  2. Emma - thanks for your comments! I took a workshop given by you years ago. You will be happy to know that there was a major shift and takeaway for me. It became clear that I wasn't eating enough protein with lunch. Thanks to you, I have shifted my eating and noticed a difference in mood, satiety and energy since making that change.I have maintained this change over many years. Thank you for giving the workshop and giving excellent advice.

    I urge you too read a post I wrote called Disclaimers. In that post, I talk about all of my limitations in terms of dietary advice.

    You have a medical condition which puts you in a very different place than I am and I cannot presume to give you advice. In fact, in my post disclaimers I am clear that certain people should ignore "everything I have to say"

    I never tell other people to do Weight Watchers. I do share that it works for me. I am not a cookie cutter. I am a human being who enjoys eating, cooking, am healthy and although the vast majority of people gain weight back quickly after losing, I have not. I have maintained a heathy weight for over 7 years. People are constantly asking me how I do it. Ive decided to tell them.

    But I am clear as can be about my limitations. Most people will not succeed with weight watchers. But telling me I am not successful with it when I feel great isn't helpful either.

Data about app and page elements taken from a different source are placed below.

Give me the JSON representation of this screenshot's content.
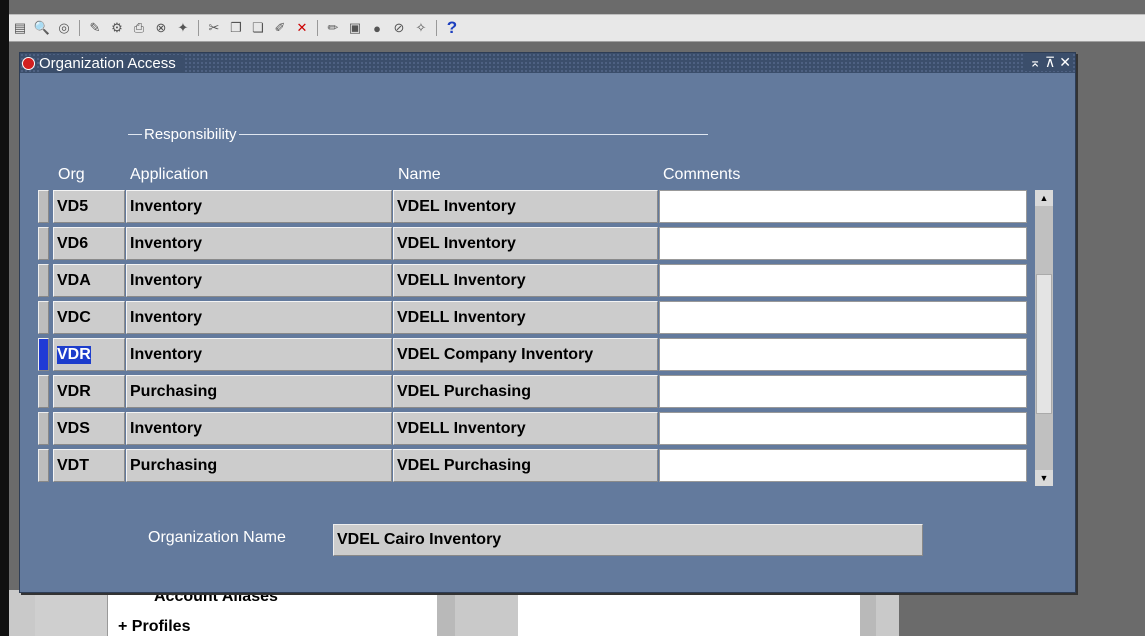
{
  "window": {
    "title": "Organization Access",
    "controls": [
      "minimize",
      "maximize",
      "close"
    ]
  },
  "toolbar": {
    "icons": [
      "new-icon",
      "find-icon",
      "navigator-icon",
      "open-icon",
      "save-icon",
      "print-icon",
      "close-form-icon",
      "cut-icon",
      "copy-icon",
      "paste-icon",
      "clear-record-icon",
      "delete-icon",
      "edit-field-icon",
      "zoom-icon",
      "translations-icon",
      "attachments-icon",
      "folder-tools-icon",
      "help-icon"
    ],
    "help_label": "?"
  },
  "group": {
    "label": "Responsibility"
  },
  "columns": {
    "org": "Org",
    "application": "Application",
    "name": "Name",
    "comments": "Comments"
  },
  "rows": [
    {
      "org": "VD5",
      "application": "Inventory",
      "name": "VDEL Inventory",
      "comments": "",
      "active": false
    },
    {
      "org": "VD6",
      "application": "Inventory",
      "name": "VDEL Inventory",
      "comments": "",
      "active": false
    },
    {
      "org": "VDA",
      "application": "Inventory",
      "name": "VDELL Inventory",
      "comments": "",
      "active": false
    },
    {
      "org": "VDC",
      "application": "Inventory",
      "name": "VDELL Inventory",
      "comments": "",
      "active": false
    },
    {
      "org": "VDR",
      "application": "Inventory",
      "name": "VDEL Company Inventory",
      "comments": "",
      "active": true
    },
    {
      "org": "VDR",
      "application": "Purchasing",
      "name": "VDEL Purchasing",
      "comments": "",
      "active": false
    },
    {
      "org": "VDS",
      "application": "Inventory",
      "name": "VDELL Inventory",
      "comments": "",
      "active": false
    },
    {
      "org": "VDT",
      "application": "Purchasing",
      "name": "VDEL Purchasing",
      "comments": "",
      "active": false
    }
  ],
  "organization_name": {
    "label": "Organization Name",
    "value": "VDEL Cairo Inventory"
  },
  "background": {
    "item1": "Account Aliases",
    "item2": "+  Profiles"
  },
  "colors": {
    "window_bg": "#637a9d",
    "titlebar": "#3b4e6b",
    "selection": "#1d3dcc",
    "field": "#cccccc"
  }
}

    I have increasingly added cultured foods to my diet and am interested in hearing more. Are you writing about this? do you have an accessible article to send me? Id love to hear more.